#### [WORK TO BE COMPLETED]
Would you please copy every line from the records that contains the word "value"?

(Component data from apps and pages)
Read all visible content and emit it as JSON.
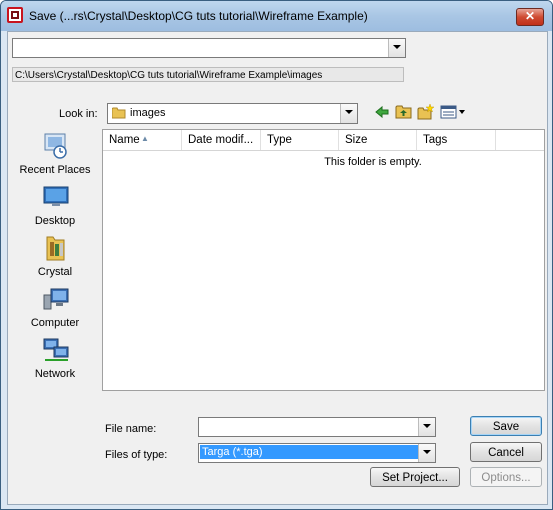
{
  "window": {
    "title": "Save (...rs\\Crystal\\Desktop\\CG tuts tutorial\\Wireframe Example)",
    "close_symbol": "✕",
    "close_icon": "close-icon"
  },
  "history": {
    "value": "",
    "current_path": "C:\\Users\\Crystal\\Desktop\\CG tuts tutorial\\Wireframe Example\\images"
  },
  "look_in": {
    "label": "Look in:",
    "value": "images",
    "icon": "folder-icon"
  },
  "toolbar": {
    "back_icon": "back-arrow-icon",
    "up_icon": "up-folder-icon",
    "new_folder_icon": "new-folder-icon",
    "views_icon": "views-menu-icon"
  },
  "places": [
    {
      "label": "Recent Places",
      "icon": "recent-places-icon"
    },
    {
      "label": "Desktop",
      "icon": "desktop-icon"
    },
    {
      "label": "Crystal",
      "icon": "user-folder-icon"
    },
    {
      "label": "Computer",
      "icon": "computer-icon"
    },
    {
      "label": "Network",
      "icon": "network-icon"
    }
  ],
  "file_list": {
    "columns": [
      "Name",
      "Date modif...",
      "Type",
      "Size",
      "Tags"
    ],
    "empty_message": "This folder is empty."
  },
  "file_name": {
    "label": "File name:",
    "value": ""
  },
  "file_type": {
    "label": "Files of type:",
    "value": "Targa (*.tga)"
  },
  "buttons": {
    "save": "Save",
    "cancel": "Cancel",
    "set_project": "Set Project...",
    "options": "Options..."
  },
  "colors": {
    "title_gradient": "#a9c6e4",
    "close_button": "#c0301a",
    "selection": "#3399ff",
    "dialog_bg": "#f0f0f0"
  }
}
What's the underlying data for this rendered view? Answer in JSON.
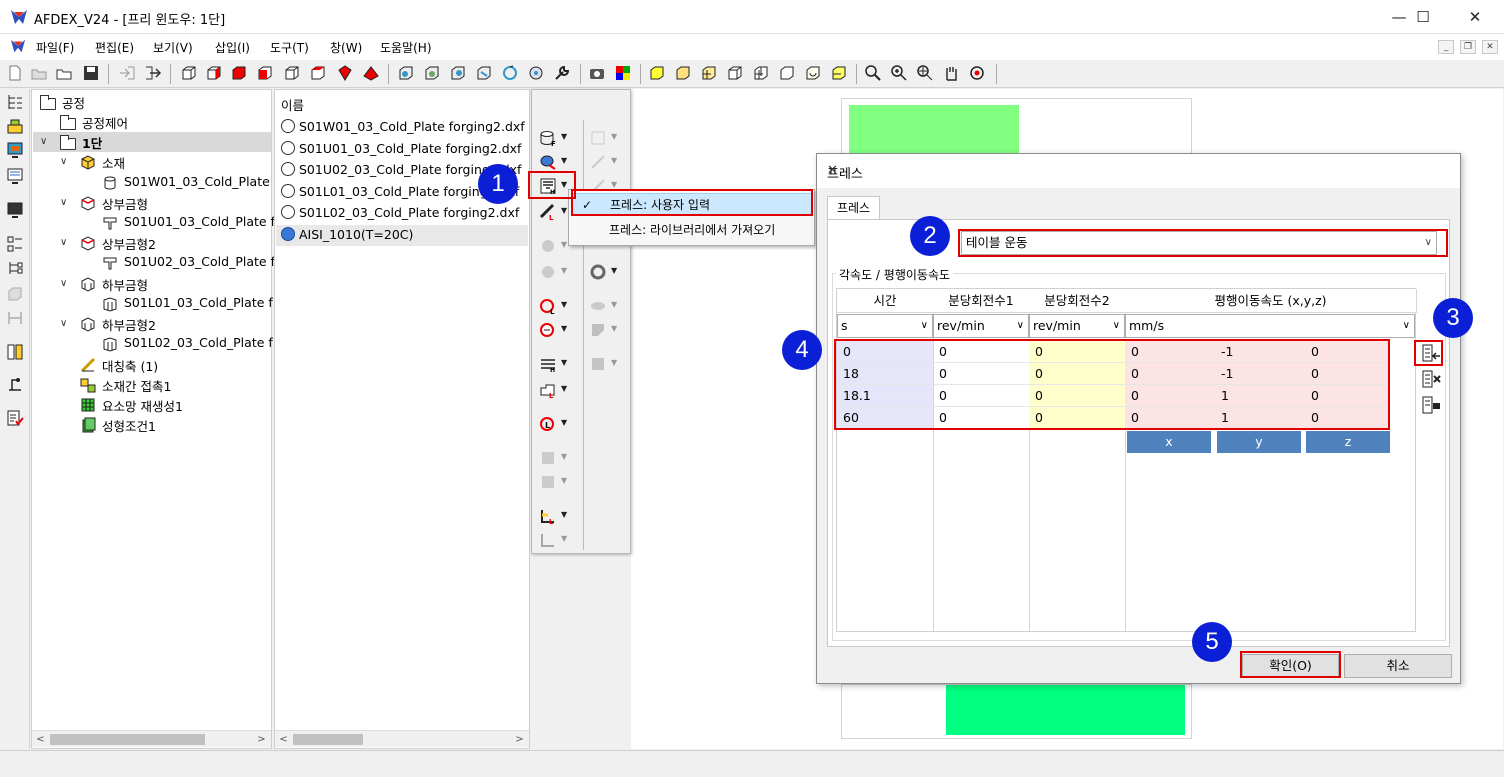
{
  "window": {
    "title": "AFDEX_V24 - [프리 윈도우: 1단]",
    "minimize": "—",
    "maximize": "☐",
    "close": "✕"
  },
  "menu": [
    "파일(F)",
    "편집(E)",
    "보기(V)",
    "삽입(I)",
    "도구(T)",
    "창(W)",
    "도움말(H)"
  ],
  "tree": {
    "root": "공정",
    "control": "공정제어",
    "stage": "1단",
    "material": "소재",
    "material_file": "S01W01_03_Cold_Plate",
    "upper1": "상부금형",
    "upper1_file": "S01U01_03_Cold_Plate f",
    "upper2": "상부금형2",
    "upper2_file": "S01U02_03_Cold_Plate f",
    "lower1": "하부금형",
    "lower1_file": "S01L01_03_Cold_Plate f",
    "lower2": "하부금형2",
    "lower2_file": "S01L02_03_Cold_Plate f",
    "symmetry": "대칭축 (1)",
    "contact": "소재간 접촉1",
    "remesh": "요소망 재생성1",
    "condition": "성형조건1"
  },
  "list": {
    "header": "이름",
    "items": [
      "S01W01_03_Cold_Plate forging2.dxf",
      "S01U01_03_Cold_Plate forging2.dxf",
      "S01U02_03_Cold_Plate forging2.dxf",
      "S01L01_03_Cold_Plate forging2.dxf",
      "S01L02_03_Cold_Plate forging2.dxf",
      "AISI_1010(T=20C)"
    ]
  },
  "press_menu": {
    "user_input": "프레스: 사용자 입력",
    "library": "프레스: 라이브러리에서 가져오기",
    "check": "✓"
  },
  "dialog": {
    "title": "프레스",
    "tab": "프레스",
    "motion_type": "테이블 운동",
    "group_label": "각속도 / 평행이동속도",
    "columns": [
      "시간",
      "분당회전수1",
      "분당회전수2",
      "평행이동속도 (x,y,z)"
    ],
    "units": [
      "s",
      "rev/min",
      "rev/min",
      "mm/s"
    ],
    "rows": [
      {
        "t": "0",
        "r1": "0",
        "r2": "0",
        "x": "0",
        "y": "-1",
        "z": "0"
      },
      {
        "t": "18",
        "r1": "0",
        "r2": "0",
        "x": "0",
        "y": "-1",
        "z": "0"
      },
      {
        "t": "18.1",
        "r1": "0",
        "r2": "0",
        "x": "0",
        "y": "1",
        "z": "0"
      },
      {
        "t": "60",
        "r1": "0",
        "r2": "0",
        "x": "0",
        "y": "1",
        "z": "0"
      }
    ],
    "xyz": [
      "x",
      "y",
      "z"
    ],
    "ok": "확인(O)",
    "cancel": "취소"
  },
  "badges": [
    "1",
    "2",
    "3",
    "4",
    "5"
  ],
  "colors": {
    "badge": "#0a1fd6",
    "highlight": "#e00000",
    "time_col": "#e6e6fa",
    "rpm2_col": "#ffffcc",
    "velocity_col": "#fde4e4",
    "xyz_button": "#4f81bd",
    "sheet_green": "#00ff80"
  }
}
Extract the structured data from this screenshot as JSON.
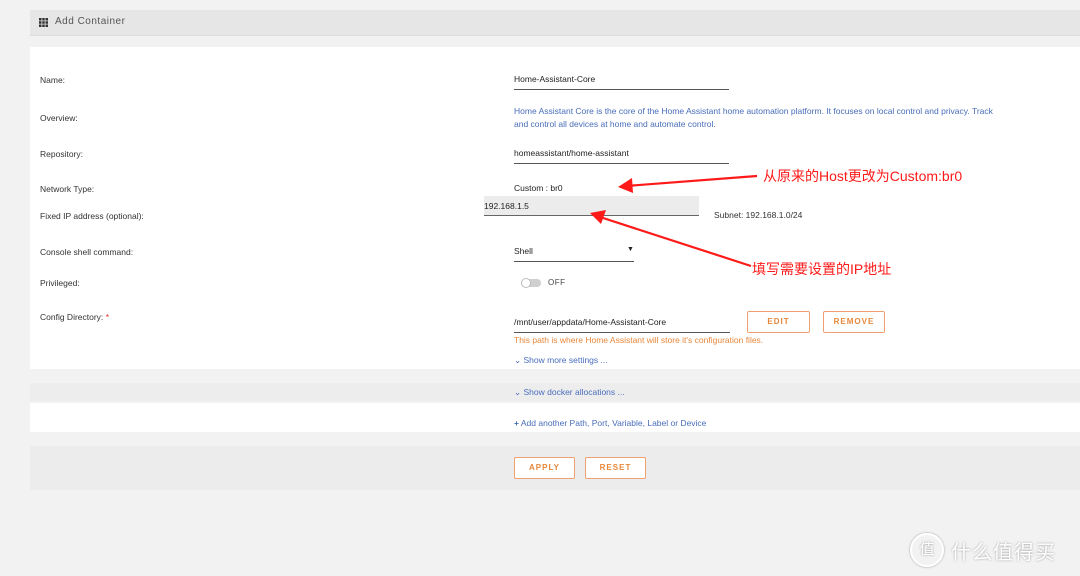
{
  "header": {
    "title": "Add Container"
  },
  "fields": {
    "name": {
      "label": "Name:",
      "value": "Home-Assistant-Core"
    },
    "overview": {
      "label": "Overview:",
      "line1": "Home Assistant Core is the core of the Home Assistant home automation platform. It focuses on local control and privacy. Track",
      "line2": "and control all devices at home and automate control."
    },
    "repository": {
      "label": "Repository:",
      "value": "homeassistant/home-assistant"
    },
    "network_type": {
      "label": "Network Type:",
      "value": "Custom : br0"
    },
    "fixed_ip": {
      "label": "Fixed IP address (optional):",
      "value": "192.168.1.5",
      "subnet": "Subnet: 192.168.1.0/24"
    },
    "console": {
      "label": "Console shell command:",
      "value": "Shell"
    },
    "privileged": {
      "label": "Privileged:",
      "state": "OFF"
    },
    "config_dir": {
      "label": "Config Directory:",
      "required_mark": "*",
      "value": "/mnt/user/appdata/Home-Assistant-Core",
      "hint": "This path is where Home Assistant will store it's configuration files.",
      "edit": "EDIT",
      "remove": "REMOVE"
    }
  },
  "links": {
    "more_settings": "Show more settings ...",
    "docker_allocations": "Show docker allocations ...",
    "add_another": "Add another Path, Port, Variable, Label or Device"
  },
  "actions": {
    "apply": "APPLY",
    "reset": "RESET"
  },
  "annotations": {
    "network_note": "从原来的Host更改为Custom:br0",
    "ip_note": "填写需要设置的IP地址"
  },
  "watermark": {
    "text": "什么值得买",
    "logo_char": "值"
  },
  "colors": {
    "accent": "#e8873a",
    "link": "#486dba",
    "annotation": "#ff1a1a"
  }
}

#### [WRITTEN SOLUTION]
    "value": "",
    "value": "images",
    "value": ""
    "value": "Targa (*.tga)"
      "value": "Home-Assistant-Core"
      "value": "homeassistant/home-assistant"
      "value": "Custom : br0"
      "value": "192.168.1.5",
      "value": "Shell"
      "value": "/mnt/user/appdata/Home-Assistant-Core",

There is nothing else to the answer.